# Your task:
Beginning with the first entry, restate the data word for word and leave out the images.

=== Begin Enclosure ===

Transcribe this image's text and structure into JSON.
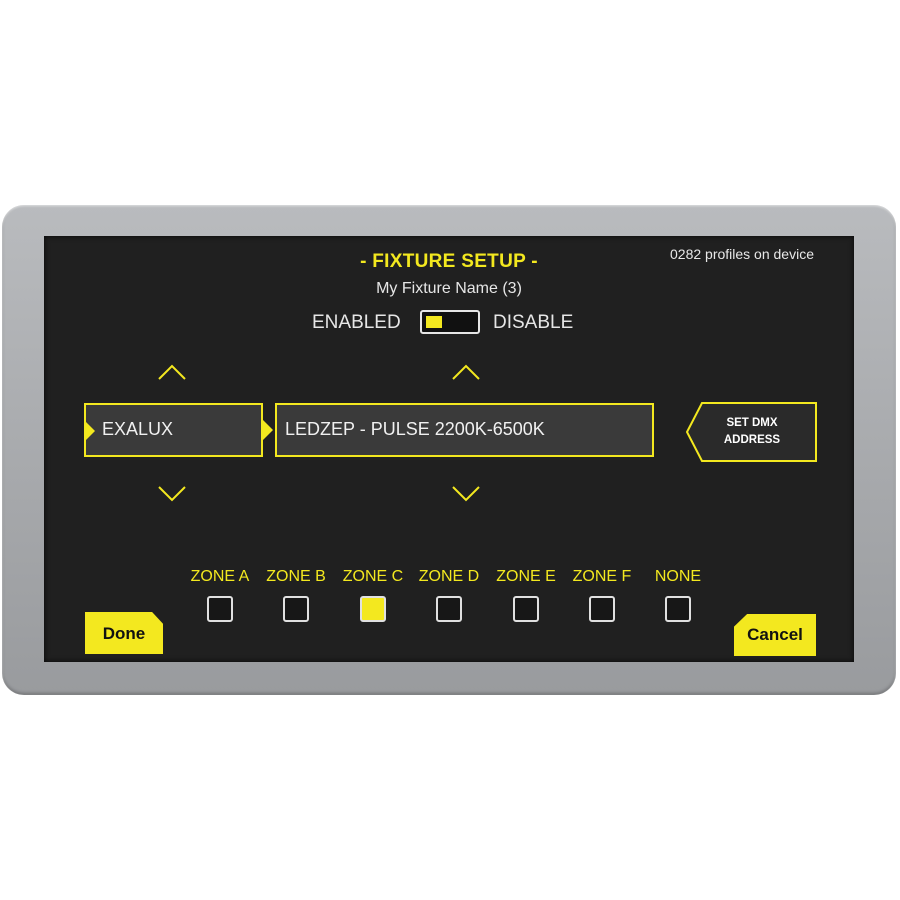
{
  "header": {
    "title": "- FIXTURE SETUP -",
    "profiles_info": "0282 profiles on device",
    "fixture_name": "My Fixture Name (3)"
  },
  "enable_toggle": {
    "left_label": "ENABLED",
    "right_label": "DISABLE",
    "state": "enabled",
    "accent": "#f3e81f"
  },
  "manufacturer_selector": {
    "value": "EXALUX"
  },
  "profile_selector": {
    "value": "LEDZEP - PULSE 2200K-6500K"
  },
  "dmx_button": {
    "line1": "SET DMX",
    "line2": "ADDRESS"
  },
  "zones": [
    {
      "label": "ZONE A",
      "checked": false
    },
    {
      "label": "ZONE B",
      "checked": false
    },
    {
      "label": "ZONE C",
      "checked": true
    },
    {
      "label": "ZONE D",
      "checked": false
    },
    {
      "label": "ZONE E",
      "checked": false
    },
    {
      "label": "ZONE F",
      "checked": false
    },
    {
      "label": "NONE",
      "checked": false
    }
  ],
  "actions": {
    "done": "Done",
    "cancel": "Cancel"
  },
  "colors": {
    "accent": "#f3e81f",
    "screen": "#202020",
    "bezel": "#a7a9ac"
  }
}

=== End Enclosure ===

# Result of this exercise:
Transcribe this image's text and structure into JSON.
{
  "header": {
    "title": "- FIXTURE SETUP -",
    "profiles_info": "0282 profiles on device",
    "fixture_name": "My Fixture Name (3)"
  },
  "enable_toggle": {
    "left_label": "ENABLED",
    "right_label": "DISABLE",
    "state": "enabled",
    "accent": "#f3e81f"
  },
  "manufacturer_selector": {
    "value": "EXALUX"
  },
  "profile_selector": {
    "value": "LEDZEP - PULSE 2200K-6500K"
  },
  "dmx_button": {
    "line1": "SET DMX",
    "line2": "ADDRESS"
  },
  "zones": [
    {
      "label": "ZONE A",
      "checked": false
    },
    {
      "label": "ZONE B",
      "checked": false
    },
    {
      "label": "ZONE C",
      "checked": true
    },
    {
      "label": "ZONE D",
      "checked": false
    },
    {
      "label": "ZONE E",
      "checked": false
    },
    {
      "label": "ZONE F",
      "checked": false
    },
    {
      "label": "NONE",
      "checked": false
    }
  ],
  "actions": {
    "done": "Done",
    "cancel": "Cancel"
  },
  "colors": {
    "accent": "#f3e81f",
    "screen": "#202020",
    "bezel": "#a7a9ac"
  }
}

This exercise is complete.